What the task requires: Having read the entries, repeat all of them exactly.

Website and app data records:
^^^^^^^^^^^^^^^^

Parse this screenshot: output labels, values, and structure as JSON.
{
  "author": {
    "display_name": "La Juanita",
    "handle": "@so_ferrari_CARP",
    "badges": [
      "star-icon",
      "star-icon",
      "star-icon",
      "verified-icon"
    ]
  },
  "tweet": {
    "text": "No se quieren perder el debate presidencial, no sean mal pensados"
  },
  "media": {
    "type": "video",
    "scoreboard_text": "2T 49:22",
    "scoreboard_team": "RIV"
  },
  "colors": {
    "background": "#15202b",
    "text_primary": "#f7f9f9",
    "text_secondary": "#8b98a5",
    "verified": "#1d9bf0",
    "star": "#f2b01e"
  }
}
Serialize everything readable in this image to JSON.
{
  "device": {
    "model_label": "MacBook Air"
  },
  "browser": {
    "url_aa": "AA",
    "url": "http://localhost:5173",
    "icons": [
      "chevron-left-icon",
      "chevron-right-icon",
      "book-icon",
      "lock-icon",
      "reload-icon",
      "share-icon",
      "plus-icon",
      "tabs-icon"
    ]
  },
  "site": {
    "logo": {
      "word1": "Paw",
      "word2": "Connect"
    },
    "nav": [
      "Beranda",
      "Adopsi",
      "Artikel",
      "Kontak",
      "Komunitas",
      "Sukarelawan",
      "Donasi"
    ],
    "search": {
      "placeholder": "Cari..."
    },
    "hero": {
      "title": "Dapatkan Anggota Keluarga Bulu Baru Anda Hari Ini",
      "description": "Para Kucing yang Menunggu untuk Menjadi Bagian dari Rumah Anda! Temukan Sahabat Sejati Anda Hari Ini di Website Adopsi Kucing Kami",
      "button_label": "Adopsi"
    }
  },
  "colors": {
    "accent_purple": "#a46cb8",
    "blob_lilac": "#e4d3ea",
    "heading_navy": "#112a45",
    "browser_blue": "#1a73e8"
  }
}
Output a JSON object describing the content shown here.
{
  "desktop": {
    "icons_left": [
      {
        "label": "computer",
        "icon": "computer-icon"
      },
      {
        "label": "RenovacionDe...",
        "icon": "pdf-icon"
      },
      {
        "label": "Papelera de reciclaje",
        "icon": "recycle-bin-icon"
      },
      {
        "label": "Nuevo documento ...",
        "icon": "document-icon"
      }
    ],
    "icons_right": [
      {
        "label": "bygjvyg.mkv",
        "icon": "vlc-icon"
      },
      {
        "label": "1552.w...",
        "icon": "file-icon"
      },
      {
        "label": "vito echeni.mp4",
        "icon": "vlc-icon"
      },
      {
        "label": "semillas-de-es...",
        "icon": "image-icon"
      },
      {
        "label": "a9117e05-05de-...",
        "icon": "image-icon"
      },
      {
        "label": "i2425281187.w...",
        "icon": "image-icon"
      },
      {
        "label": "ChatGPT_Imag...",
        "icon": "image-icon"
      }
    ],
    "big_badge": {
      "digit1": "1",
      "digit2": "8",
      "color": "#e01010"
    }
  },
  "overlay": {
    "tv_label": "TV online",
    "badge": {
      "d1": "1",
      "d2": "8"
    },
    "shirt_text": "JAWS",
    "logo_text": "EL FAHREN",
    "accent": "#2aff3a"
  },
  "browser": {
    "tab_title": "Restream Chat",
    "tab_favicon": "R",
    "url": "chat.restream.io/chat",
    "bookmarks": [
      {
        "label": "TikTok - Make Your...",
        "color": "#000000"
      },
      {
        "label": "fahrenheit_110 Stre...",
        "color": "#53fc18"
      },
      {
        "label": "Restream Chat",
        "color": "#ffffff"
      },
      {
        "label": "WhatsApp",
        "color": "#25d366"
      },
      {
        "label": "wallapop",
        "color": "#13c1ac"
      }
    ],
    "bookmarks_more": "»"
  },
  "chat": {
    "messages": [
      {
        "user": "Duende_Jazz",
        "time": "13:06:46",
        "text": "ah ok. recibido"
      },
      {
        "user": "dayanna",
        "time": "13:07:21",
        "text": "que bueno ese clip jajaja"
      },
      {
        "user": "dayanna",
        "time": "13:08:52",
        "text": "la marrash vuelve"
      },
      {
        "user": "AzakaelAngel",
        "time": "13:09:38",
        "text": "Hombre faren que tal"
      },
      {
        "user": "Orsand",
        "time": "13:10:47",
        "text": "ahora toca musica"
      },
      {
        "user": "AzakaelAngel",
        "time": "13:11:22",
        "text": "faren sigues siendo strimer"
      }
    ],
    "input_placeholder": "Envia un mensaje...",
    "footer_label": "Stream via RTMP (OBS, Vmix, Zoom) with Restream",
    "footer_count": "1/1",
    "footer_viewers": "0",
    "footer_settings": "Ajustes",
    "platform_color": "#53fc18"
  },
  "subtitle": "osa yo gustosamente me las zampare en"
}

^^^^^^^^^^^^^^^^

Result for this task:
Parse this screenshot: output labels, values, and structure as JSON.
{
  "author": {
    "display_name": "La Juanita",
    "handle": "@so_ferrari_CARP",
    "badges": [
      "star-icon",
      "star-icon",
      "star-icon",
      "verified-icon"
    ]
  },
  "tweet": {
    "text": "No se quieren perder el debate presidencial, no sean mal pensados"
  },
  "media": {
    "type": "video",
    "scoreboard_text": "2T 49:22",
    "scoreboard_team": "RIV"
  },
  "colors": {
    "background": "#15202b",
    "text_primary": "#f7f9f9",
    "text_secondary": "#8b98a5",
    "verified": "#1d9bf0",
    "star": "#f2b01e"
  }
}
Serialize everything readable in this image to JSON.
{
  "device": {
    "model_label": "MacBook Air"
  },
  "browser": {
    "url_aa": "AA",
    "url": "http://localhost:5173",
    "icons": [
      "chevron-left-icon",
      "chevron-right-icon",
      "book-icon",
      "lock-icon",
      "reload-icon",
      "share-icon",
      "plus-icon",
      "tabs-icon"
    ]
  },
  "site": {
    "logo": {
      "word1": "Paw",
      "word2": "Connect"
    },
    "nav": [
      "Beranda",
      "Adopsi",
      "Artikel",
      "Kontak",
      "Komunitas",
      "Sukarelawan",
      "Donasi"
    ],
    "search": {
      "placeholder": "Cari..."
    },
    "hero": {
      "title": "Dapatkan Anggota Keluarga Bulu Baru Anda Hari Ini",
      "description": "Para Kucing yang Menunggu untuk Menjadi Bagian dari Rumah Anda! Temukan Sahabat Sejati Anda Hari Ini di Website Adopsi Kucing Kami",
      "button_label": "Adopsi"
    }
  },
  "colors": {
    "accent_purple": "#a46cb8",
    "blob_lilac": "#e4d3ea",
    "heading_navy": "#112a45",
    "browser_blue": "#1a73e8"
  }
}
Output a JSON object describing the content shown here.
{
  "desktop": {
    "icons_left": [
      {
        "label": "computer",
        "icon": "computer-icon"
      },
      {
        "label": "RenovacionDe...",
        "icon": "pdf-icon"
      },
      {
        "label": "Papelera de reciclaje",
        "icon": "recycle-bin-icon"
      },
      {
        "label": "Nuevo documento ...",
        "icon": "document-icon"
      }
    ],
    "icons_right": [
      {
        "label": "bygjvyg.mkv",
        "icon": "vlc-icon"
      },
      {
        "label": "1552.w...",
        "icon": "file-icon"
      },
      {
        "label": "vito echeni.mp4",
        "icon": "vlc-icon"
      },
      {
        "label": "semillas-de-es...",
        "icon": "image-icon"
      },
      {
        "label": "a9117e05-05de-...",
        "icon": "image-icon"
      },
      {
        "label": "i2425281187.w...",
        "icon": "image-icon"
      },
      {
        "label": "ChatGPT_Imag...",
        "icon": "image-icon"
      }
    ],
    "big_badge": {
      "digit1": "1",
      "digit2": "8",
      "color": "#e01010"
    }
  },
  "overlay": {
    "tv_label": "TV online",
    "badge": {
      "d1": "1",
      "d2": "8"
    },
    "shirt_text": "JAWS",
    "logo_text": "EL FAHREN",
    "accent": "#2aff3a"
  },
  "browser": {
    "tab_title": "Restream Chat",
    "tab_favicon": "R",
    "url": "chat.restream.io/chat",
    "bookmarks": [
      {
        "label": "TikTok - Make Your...",
        "color": "#000000"
      },
      {
        "label": "fahrenheit_110 Stre...",
        "color": "#53fc18"
      },
      {
        "label": "Restream Chat",
        "color": "#ffffff"
      },
      {
        "label": "WhatsApp",
        "color": "#25d366"
      },
      {
        "label": "wallapop",
        "color": "#13c1ac"
      }
    ],
    "bookmarks_more": "»"
  },
  "chat": {
    "messages": [
      {
        "user": "Duende_Jazz",
        "time": "13:06:46",
        "text": "ah ok. recibido"
      },
      {
        "user": "dayanna",
        "time": "13:07:21",
        "text": "que bueno ese clip jajaja"
      },
      {
        "user": "dayanna",
        "time": "13:08:52",
        "text": "la marrash vuelve"
      },
      {
        "user": "AzakaelAngel",
        "time": "13:09:38",
        "text": "Hombre faren que tal"
      },
      {
        "user": "Orsand",
        "time": "13:10:47",
        "text": "ahora toca musica"
      },
      {
        "user": "AzakaelAngel",
        "time": "13:11:22",
        "text": "faren sigues siendo strimer"
      }
    ],
    "input_placeholder": "Envia un mensaje...",
    "footer_label": "Stream via RTMP (OBS, Vmix, Zoom) with Restream",
    "footer_count": "1/1",
    "footer_viewers": "0",
    "footer_settings": "Ajustes",
    "platform_color": "#53fc18"
  },
  "subtitle": "osa yo gustosamente me las zampare en"
}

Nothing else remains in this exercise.